To do ▸ Go through the material and copy each line in which the word "JSON" shows up.

Provided records ▸
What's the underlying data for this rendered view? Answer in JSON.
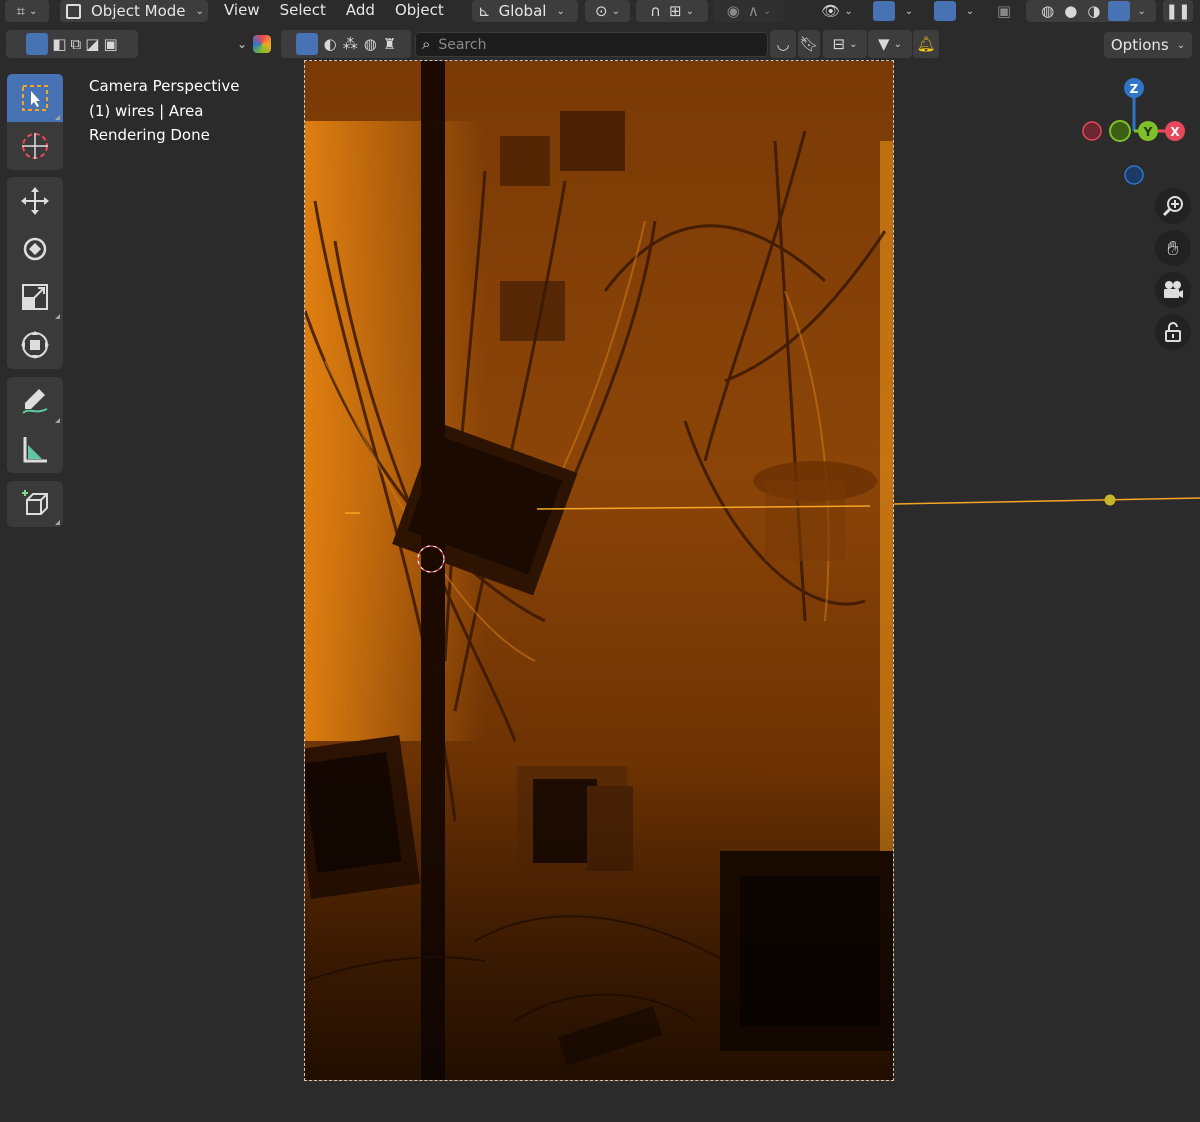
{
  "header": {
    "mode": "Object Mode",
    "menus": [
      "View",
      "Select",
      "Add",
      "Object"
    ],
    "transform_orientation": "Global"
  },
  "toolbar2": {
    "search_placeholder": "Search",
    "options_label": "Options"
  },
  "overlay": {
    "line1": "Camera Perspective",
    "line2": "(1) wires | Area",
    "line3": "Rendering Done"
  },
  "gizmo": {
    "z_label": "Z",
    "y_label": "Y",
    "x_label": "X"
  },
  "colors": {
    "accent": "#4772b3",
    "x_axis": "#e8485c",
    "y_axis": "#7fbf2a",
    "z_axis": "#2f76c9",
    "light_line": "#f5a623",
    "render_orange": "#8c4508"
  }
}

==

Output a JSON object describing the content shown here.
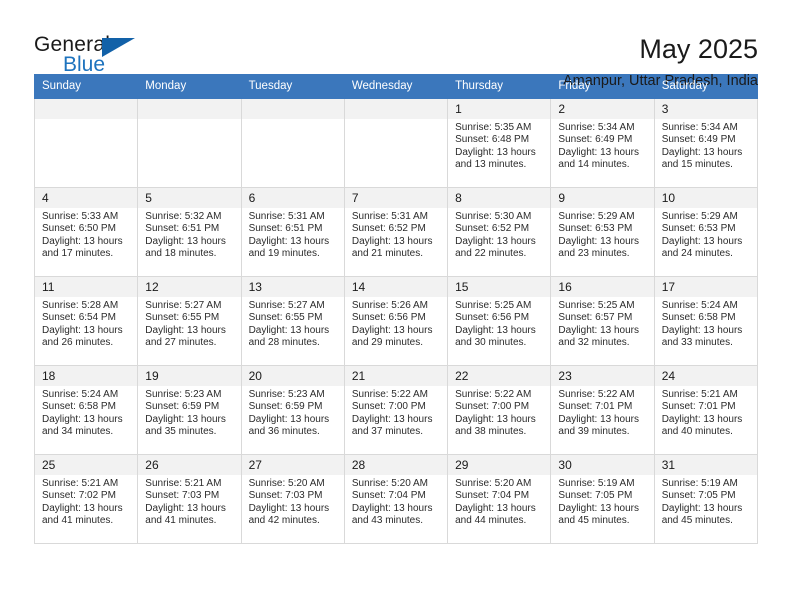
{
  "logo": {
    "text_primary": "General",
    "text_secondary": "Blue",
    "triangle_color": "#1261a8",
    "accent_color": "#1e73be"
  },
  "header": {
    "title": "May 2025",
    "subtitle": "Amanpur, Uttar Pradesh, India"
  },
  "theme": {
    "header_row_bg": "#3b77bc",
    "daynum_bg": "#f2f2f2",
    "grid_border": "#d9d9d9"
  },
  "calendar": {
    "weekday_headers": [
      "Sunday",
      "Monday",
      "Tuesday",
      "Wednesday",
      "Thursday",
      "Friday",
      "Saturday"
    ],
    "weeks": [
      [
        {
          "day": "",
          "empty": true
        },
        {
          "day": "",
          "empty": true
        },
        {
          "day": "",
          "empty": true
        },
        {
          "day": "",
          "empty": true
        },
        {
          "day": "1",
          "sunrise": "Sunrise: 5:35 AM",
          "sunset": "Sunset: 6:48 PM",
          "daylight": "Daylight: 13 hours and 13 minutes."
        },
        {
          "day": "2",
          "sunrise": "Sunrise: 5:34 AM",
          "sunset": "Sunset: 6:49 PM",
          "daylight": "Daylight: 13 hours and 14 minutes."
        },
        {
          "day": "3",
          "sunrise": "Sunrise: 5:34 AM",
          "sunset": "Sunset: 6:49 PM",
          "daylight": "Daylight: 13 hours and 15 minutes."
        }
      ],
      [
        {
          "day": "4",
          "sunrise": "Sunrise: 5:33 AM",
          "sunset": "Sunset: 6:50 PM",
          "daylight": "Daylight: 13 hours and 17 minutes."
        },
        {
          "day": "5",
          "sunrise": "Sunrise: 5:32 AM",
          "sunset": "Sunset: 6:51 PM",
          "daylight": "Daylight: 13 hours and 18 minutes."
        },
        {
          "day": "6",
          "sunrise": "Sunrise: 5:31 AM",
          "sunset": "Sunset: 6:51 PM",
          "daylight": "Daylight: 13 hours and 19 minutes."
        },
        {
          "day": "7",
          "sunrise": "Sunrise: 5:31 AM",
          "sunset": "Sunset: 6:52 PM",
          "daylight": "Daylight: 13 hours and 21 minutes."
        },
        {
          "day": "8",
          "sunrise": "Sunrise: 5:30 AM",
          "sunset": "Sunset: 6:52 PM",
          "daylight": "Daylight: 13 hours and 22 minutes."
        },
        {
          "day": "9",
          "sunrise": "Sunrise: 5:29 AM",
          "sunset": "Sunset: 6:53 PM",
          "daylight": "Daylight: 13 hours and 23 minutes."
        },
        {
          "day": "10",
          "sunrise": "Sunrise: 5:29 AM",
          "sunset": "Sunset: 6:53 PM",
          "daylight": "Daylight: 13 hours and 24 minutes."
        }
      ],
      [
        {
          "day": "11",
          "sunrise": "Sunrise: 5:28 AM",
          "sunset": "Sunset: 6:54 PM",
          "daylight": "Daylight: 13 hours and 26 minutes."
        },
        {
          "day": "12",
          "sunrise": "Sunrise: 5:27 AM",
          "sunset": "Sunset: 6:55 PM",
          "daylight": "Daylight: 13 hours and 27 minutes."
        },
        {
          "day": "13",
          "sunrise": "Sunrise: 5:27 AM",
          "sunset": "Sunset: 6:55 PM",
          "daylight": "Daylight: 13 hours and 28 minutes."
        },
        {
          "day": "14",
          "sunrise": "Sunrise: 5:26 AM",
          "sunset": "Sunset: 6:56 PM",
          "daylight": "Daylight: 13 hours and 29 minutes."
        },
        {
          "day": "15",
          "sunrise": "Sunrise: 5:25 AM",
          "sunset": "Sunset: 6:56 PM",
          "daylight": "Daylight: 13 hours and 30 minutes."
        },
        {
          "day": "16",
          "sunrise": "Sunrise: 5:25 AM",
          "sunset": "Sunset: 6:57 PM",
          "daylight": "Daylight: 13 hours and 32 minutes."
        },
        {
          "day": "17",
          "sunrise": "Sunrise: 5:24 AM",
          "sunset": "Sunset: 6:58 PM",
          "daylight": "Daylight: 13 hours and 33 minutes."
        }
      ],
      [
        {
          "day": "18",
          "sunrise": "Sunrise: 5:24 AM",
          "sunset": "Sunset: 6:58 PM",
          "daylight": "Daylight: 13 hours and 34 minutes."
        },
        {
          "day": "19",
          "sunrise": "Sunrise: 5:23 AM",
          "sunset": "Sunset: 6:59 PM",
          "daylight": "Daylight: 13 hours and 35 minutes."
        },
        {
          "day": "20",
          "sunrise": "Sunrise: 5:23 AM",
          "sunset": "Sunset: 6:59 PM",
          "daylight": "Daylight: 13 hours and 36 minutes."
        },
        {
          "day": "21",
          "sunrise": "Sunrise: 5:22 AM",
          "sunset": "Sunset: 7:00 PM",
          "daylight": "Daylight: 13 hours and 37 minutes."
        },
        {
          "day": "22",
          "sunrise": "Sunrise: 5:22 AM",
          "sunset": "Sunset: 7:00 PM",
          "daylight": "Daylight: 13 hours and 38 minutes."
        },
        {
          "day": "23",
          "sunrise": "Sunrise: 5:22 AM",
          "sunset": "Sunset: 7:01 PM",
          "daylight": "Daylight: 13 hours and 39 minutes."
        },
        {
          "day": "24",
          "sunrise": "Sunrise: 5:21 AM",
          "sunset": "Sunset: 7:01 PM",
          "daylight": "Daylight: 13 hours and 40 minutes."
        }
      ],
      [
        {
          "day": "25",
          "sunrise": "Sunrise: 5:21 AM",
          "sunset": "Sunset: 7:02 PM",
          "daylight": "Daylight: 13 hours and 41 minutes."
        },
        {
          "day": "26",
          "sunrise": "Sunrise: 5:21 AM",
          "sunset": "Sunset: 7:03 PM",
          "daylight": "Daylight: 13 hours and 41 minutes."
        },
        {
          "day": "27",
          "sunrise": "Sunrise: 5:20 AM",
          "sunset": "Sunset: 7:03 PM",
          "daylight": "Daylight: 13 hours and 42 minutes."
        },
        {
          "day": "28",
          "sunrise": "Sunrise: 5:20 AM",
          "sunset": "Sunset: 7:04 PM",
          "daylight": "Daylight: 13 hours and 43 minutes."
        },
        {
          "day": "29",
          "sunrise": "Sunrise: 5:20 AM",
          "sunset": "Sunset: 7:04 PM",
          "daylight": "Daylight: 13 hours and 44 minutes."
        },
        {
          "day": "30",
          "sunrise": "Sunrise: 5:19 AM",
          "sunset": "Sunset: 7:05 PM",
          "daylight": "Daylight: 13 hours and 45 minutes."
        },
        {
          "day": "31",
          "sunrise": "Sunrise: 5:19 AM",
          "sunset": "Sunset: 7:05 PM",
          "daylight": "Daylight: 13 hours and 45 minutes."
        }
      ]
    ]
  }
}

Response below ▸
What's the underlying data for this rendered view? Answer in JSON.
Output a JSON object describing the content shown here.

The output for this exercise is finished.